  • Explain the EMT’s role during a call involving hazardous materials.
  • Describe what the EMT should do if there is reason to believe that there is a hazard at the scene.
  • Describe the actions that an EMT should take to ensure bystander safety.
  • State the role the EMT should perform until appropriately trained personnel arrive at the scene of a hazardous materials situation.
  • Break down the steps to approaching a hazardous situation.
  • Discuss the various environmental hazards that affect EMS.
  • Describe the criteria for a multiple‑casualty situation.
  • Evaluate the role of the EMT in the multiple‑casualty situation.
  • Summarize the components of basic triage.
  • Define the role of the EMT in a disaster operation.
  • Describe basic concepts of incident management.
  • Explain the methods for preventing contamination of self, equipment and facilities.
  • Review the local mass casualty incident plan.
  • Given a scenario of a mass casualty incident, perform triage.

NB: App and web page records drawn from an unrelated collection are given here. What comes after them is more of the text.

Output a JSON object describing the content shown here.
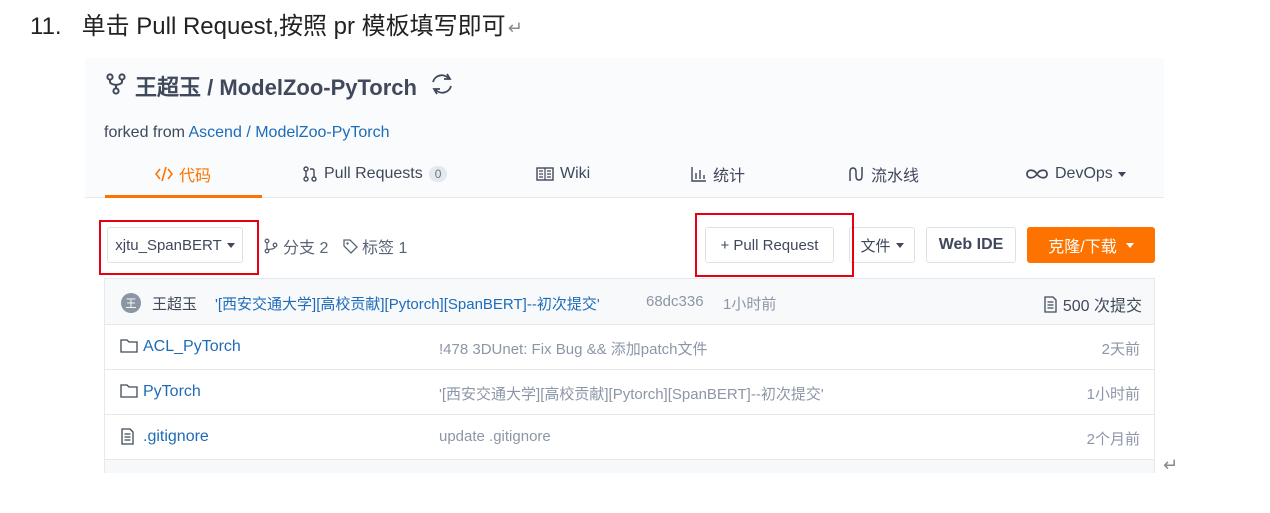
{
  "instruction": {
    "number": "11.",
    "text": "单击 Pull Request,按照 pr 模板填写即可",
    "return_mark": "↵"
  },
  "repo": {
    "owner": "王超玉",
    "separator": "/",
    "name": "ModelZoo-PyTorch",
    "forked_label": "forked from",
    "forked_owner": "Ascend",
    "forked_sep": "/",
    "forked_repo": "ModelZoo-PyTorch"
  },
  "tabs": [
    {
      "label": "代码",
      "icon": "code-icon",
      "active": true
    },
    {
      "label": "Pull Requests",
      "icon": "pull-request-icon",
      "badge": "0"
    },
    {
      "label": "Wiki",
      "icon": "wiki-icon"
    },
    {
      "label": "统计",
      "icon": "chart-icon"
    },
    {
      "label": "流水线",
      "icon": "pipeline-icon"
    },
    {
      "label": "DevOps",
      "icon": "infinity-icon",
      "dropdown": true
    }
  ],
  "toolbar": {
    "branch": "xjtu_SpanBERT",
    "branches_label": "分支 2",
    "tags_label": "标签 1",
    "pull_request_label": "+ Pull Request",
    "file_label": "文件",
    "webide_label": "Web IDE",
    "clone_label": "克隆/下载"
  },
  "commit": {
    "avatar": "王",
    "author": "王超玉",
    "message": "'[西安交通大学][高校贡献][Pytorch][SpanBERT]--初次提交'",
    "sha": "68dc336",
    "ago": "1小时前",
    "count": "500 次提交"
  },
  "files": [
    {
      "type": "folder",
      "name": "ACL_PyTorch",
      "message": "!478 3DUnet: Fix Bug && 添加patch文件",
      "time": "2天前"
    },
    {
      "type": "folder",
      "name": "PyTorch",
      "message": "'[西安交通大学][高校贡献][Pytorch][SpanBERT]--初次提交'",
      "time": "1小时前"
    },
    {
      "type": "file",
      "name": ".gitignore",
      "message": "update .gitignore",
      "time": "2个月前"
    }
  ],
  "colors": {
    "accent": "#fe7300",
    "link": "#1e6bb8",
    "highlight": "#e60012",
    "text": "#40485b"
  }
}
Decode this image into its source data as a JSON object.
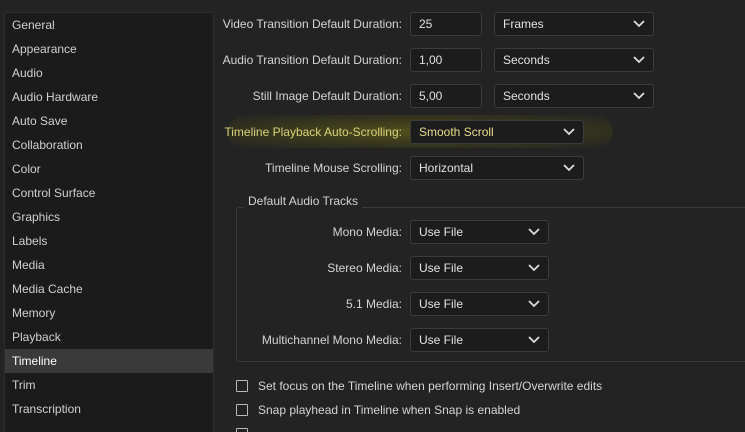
{
  "sidebar": {
    "items": [
      {
        "label": "General"
      },
      {
        "label": "Appearance"
      },
      {
        "label": "Audio"
      },
      {
        "label": "Audio Hardware"
      },
      {
        "label": "Auto Save"
      },
      {
        "label": "Collaboration"
      },
      {
        "label": "Color"
      },
      {
        "label": "Control Surface"
      },
      {
        "label": "Graphics"
      },
      {
        "label": "Labels"
      },
      {
        "label": "Media"
      },
      {
        "label": "Media Cache"
      },
      {
        "label": "Memory"
      },
      {
        "label": "Playback"
      },
      {
        "label": "Timeline"
      },
      {
        "label": "Trim"
      },
      {
        "label": "Transcription"
      }
    ],
    "selected": "Timeline"
  },
  "settings": {
    "video_transition": {
      "label": "Video Transition Default Duration:",
      "value": "25",
      "unit": "Frames"
    },
    "audio_transition": {
      "label": "Audio Transition Default Duration:",
      "value": "1,00",
      "unit": "Seconds"
    },
    "still_image": {
      "label": "Still Image Default Duration:",
      "value": "5,00",
      "unit": "Seconds"
    },
    "auto_scroll": {
      "label": "Timeline Playback Auto-Scrolling:",
      "value": "Smooth Scroll"
    },
    "mouse_scroll": {
      "label": "Timeline Mouse Scrolling:",
      "value": "Horizontal"
    }
  },
  "audio_tracks": {
    "title": "Default Audio Tracks",
    "mono": {
      "label": "Mono Media:",
      "value": "Use File"
    },
    "stereo": {
      "label": "Stereo Media:",
      "value": "Use File"
    },
    "five_one": {
      "label": "5.1 Media:",
      "value": "Use File"
    },
    "multichannel": {
      "label": "Multichannel Mono Media:",
      "value": "Use File"
    }
  },
  "checkboxes": {
    "focus_timeline": {
      "label": "Set focus on the Timeline when performing Insert/Overwrite edits",
      "checked": false
    },
    "snap_playhead": {
      "label": "Snap playhead in Timeline when Snap is enabled",
      "checked": false
    }
  },
  "colors": {
    "highlight_text": "#d9d27a",
    "panel_bg": "#232323",
    "sidebar_bg": "#1b1b1b"
  }
}
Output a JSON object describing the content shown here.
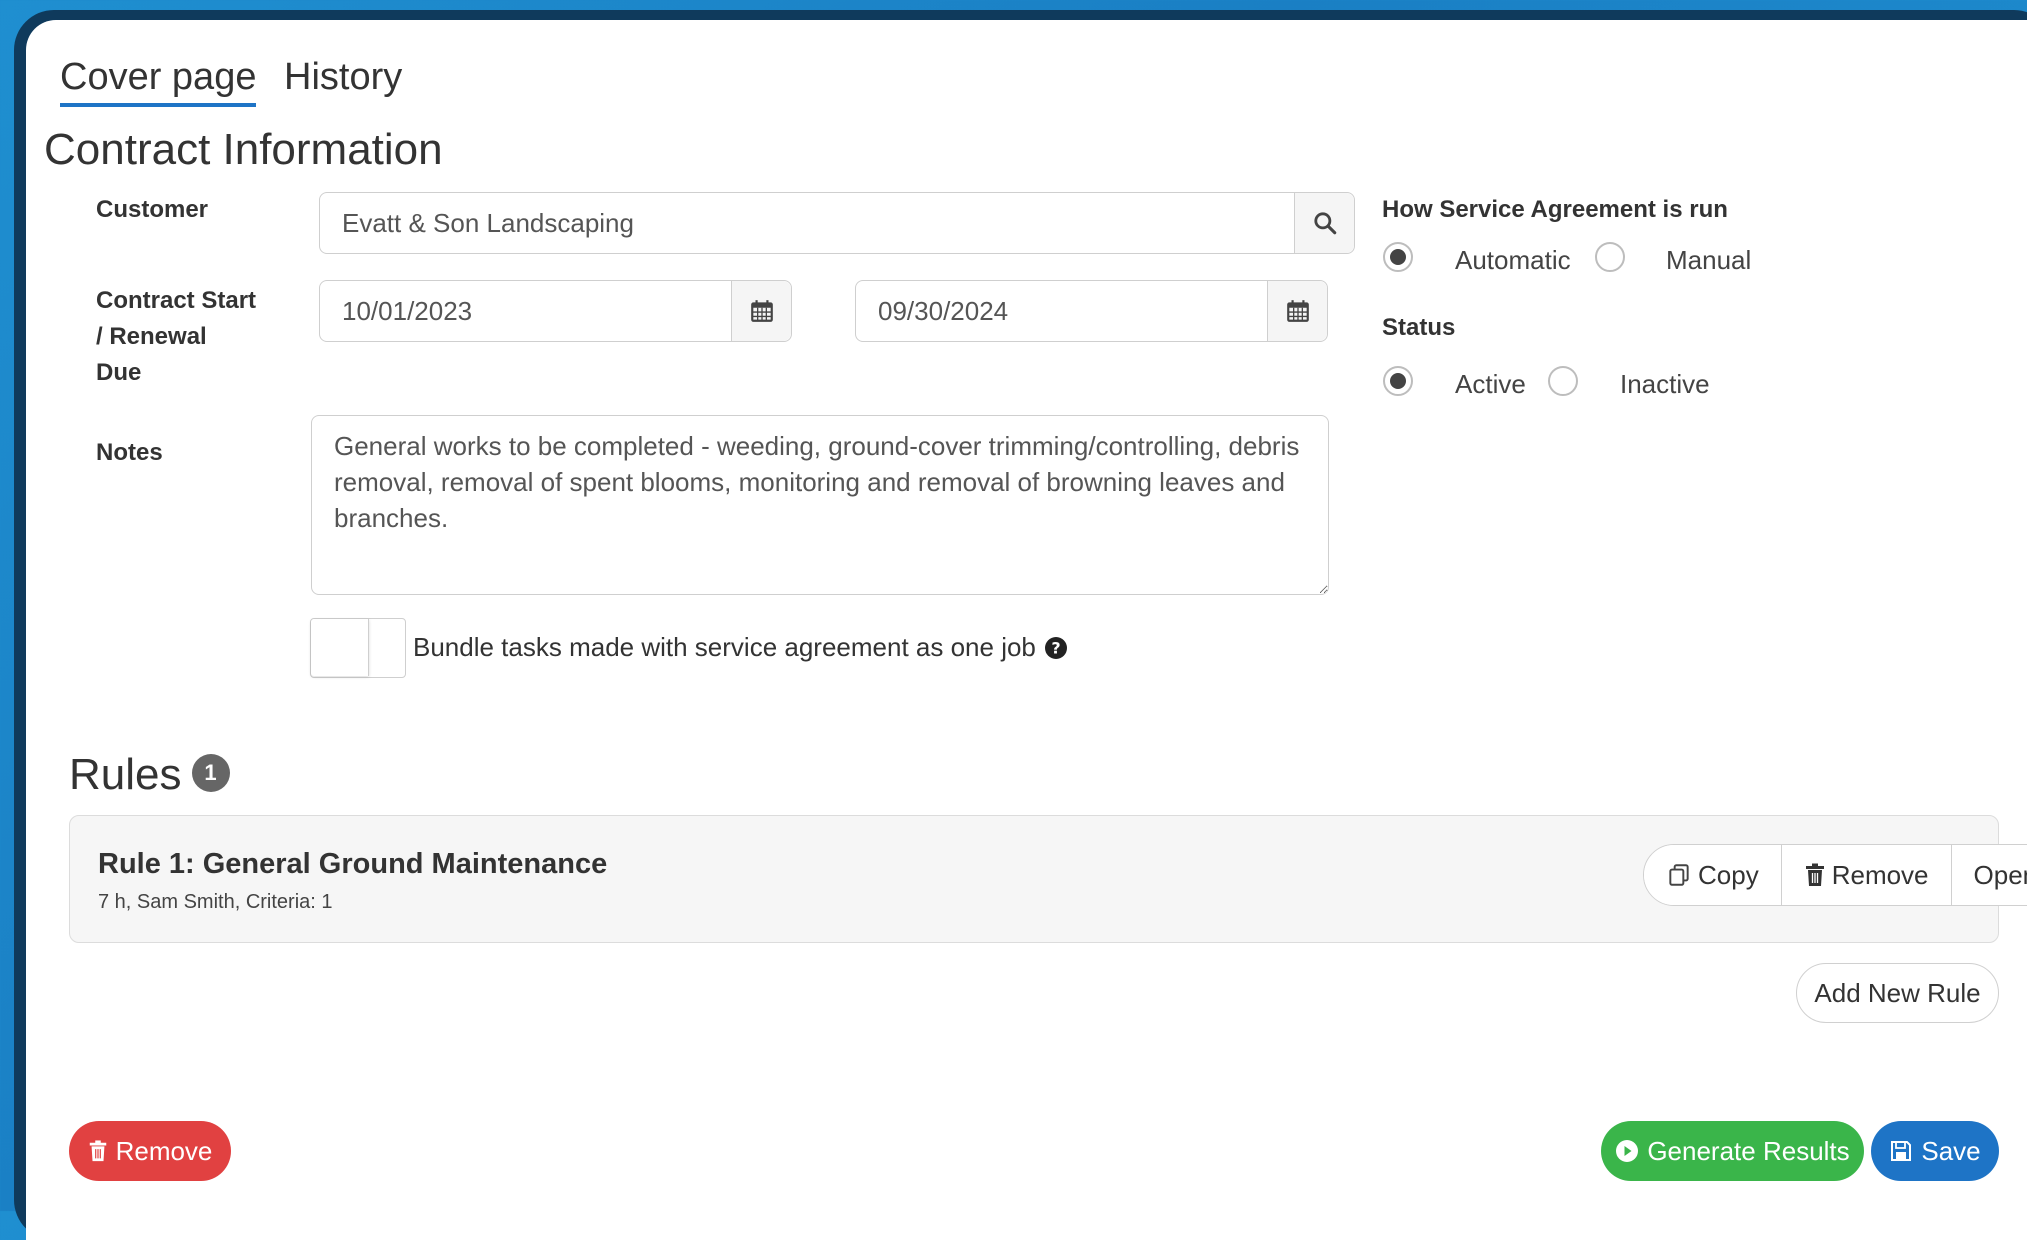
{
  "tabs": [
    {
      "label": "Cover page",
      "active": true
    },
    {
      "label": "History",
      "active": false
    }
  ],
  "section_title": "Contract Information",
  "customer": {
    "label": "Customer",
    "value": "Evatt & Son Landscaping"
  },
  "contract": {
    "label_line1": "Contract Start",
    "label_line2": "/ Renewal",
    "label_line3": "Due",
    "start_date": "10/01/2023",
    "renewal_date": "09/30/2024"
  },
  "notes": {
    "label": "Notes",
    "value": "General works to be completed - weeding, ground-cover trimming/controlling, debris removal, removal of spent blooms, monitoring and removal of browning leaves and branches."
  },
  "bundle": {
    "label": "Bundle tasks made with service agreement as one job",
    "enabled": false
  },
  "run_mode": {
    "label": "How Service Agreement is run",
    "options": [
      "Automatic",
      "Manual"
    ],
    "selected": "Automatic"
  },
  "status": {
    "label": "Status",
    "options": [
      "Active",
      "Inactive"
    ],
    "selected": "Active"
  },
  "rules": {
    "title": "Rules",
    "count": "1",
    "items": [
      {
        "title": "Rule 1: General Ground Maintenance",
        "subtitle": "7 h, Sam Smith, Criteria: 1"
      }
    ],
    "copy_label": "Copy",
    "remove_label": "Remove",
    "open_label": "Open",
    "add_label": "Add New Rule"
  },
  "footer": {
    "remove_label": "Remove",
    "generate_label": "Generate Results",
    "save_label": "Save"
  },
  "colors": {
    "accent": "#1e74c6",
    "danger": "#e14141",
    "success": "#3ab54a"
  }
}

Projects Required:

As assigned.  A project may be required and will be explained by the instructor.

Textbook:

Contact Bookstore for current textbook.

Major Pieces of Machinery and Equipment Involved:

  • Eye protection, gowns, gloves, masks and forms for reporting exposures.
  • Anatomy models.
  • Stethoscopes (dual and single head), blood pressure cuffs (adult, infant and child) and penlights.
  • Wheeled stretcher, stair chair, scoop stretcher, flexible stretcher, ambulance, long and short backboards and bed.
  • Pocket mask, bag-valve-mask, flow restricted, oxygen-powered ventilation device, oral airways, nasal airways, EOAs, EGTAs, PtL airways, Combitube airways, suction units, suction catheters, oxygen tank, regulator, nonrebreather mask, nasal cannula, tongue blade and lubricant.
  • Handheld inhaler suitable for training purposes and various spacer devices.
  • CPR manikins, artificial ventilation manikins, automated external defibrillator, NTG training bottle and defibrillation manikin.
  • Epinephrine auto-injector, epinephrine auto-injector trainer and synthetic skin mannequin for injection.
  • Activated charcoal and suction equipment.
  • Childbirth kit and OB mannequin.
  • Sterile dressings, bandages, splints, pneumatic antishock garment, triangular bandage, stick or rod, air splints, triage tags and blankets.
  • Universal dressings, occlusive dressings, 4 x 4 gauze pads, self adherent bandages, roller bandages, burn sheets and sterile water or saline.
  • Long spine boards, short spine immobilization devices, cervical immobilization devices, helmet, head immobilization devices, blanket rolls and two inch tape.

Attendance Policy:

Students should adhere to the attendance policy outlined by the instructor in the course syllabus.

Grading Policy:

The grading policy will be outlined by the instructor in the course syllabus.

Maximum class size:

Based on classroom occupancy

Course Timeframe:

The U.S. Department of Education, Higher Learning Commission and the Kansas Board of Regents define credit hour and have specific regulations that the college must follow when developing, teaching and assessing the educational aspects of the college. A credit hour is an amount of work represented in intended learning outcomes and verified by evidence of student achievement that is an institutionally-established equivalency that reasonably approximates not less than one hour of classroom or direct faculty instruction and a minimum of two hours of out-of-class student work for approximately fifteen weeks for one semester hour of credit or an equivalent amount of work over a different amount of time. The number of semester hours of credit allowed for each distance education or blended hybrid courses shall be assigned by the college based on the amount of time needed to achieve the same course outcomes in a purely face-to-face format.

Refer to the following policies:

402.00 Academic Code of Conduct

263.00 Student Appeal of Course Grades

403.00 Student Code of Conduct

Disability Services Program: 

Cowley College, in recognition of state and federal laws, will accommodate a student with a documented disability.  If a student has a disability which may impact work in this class and which requires accommodations, contact the Disability Services Coordinator.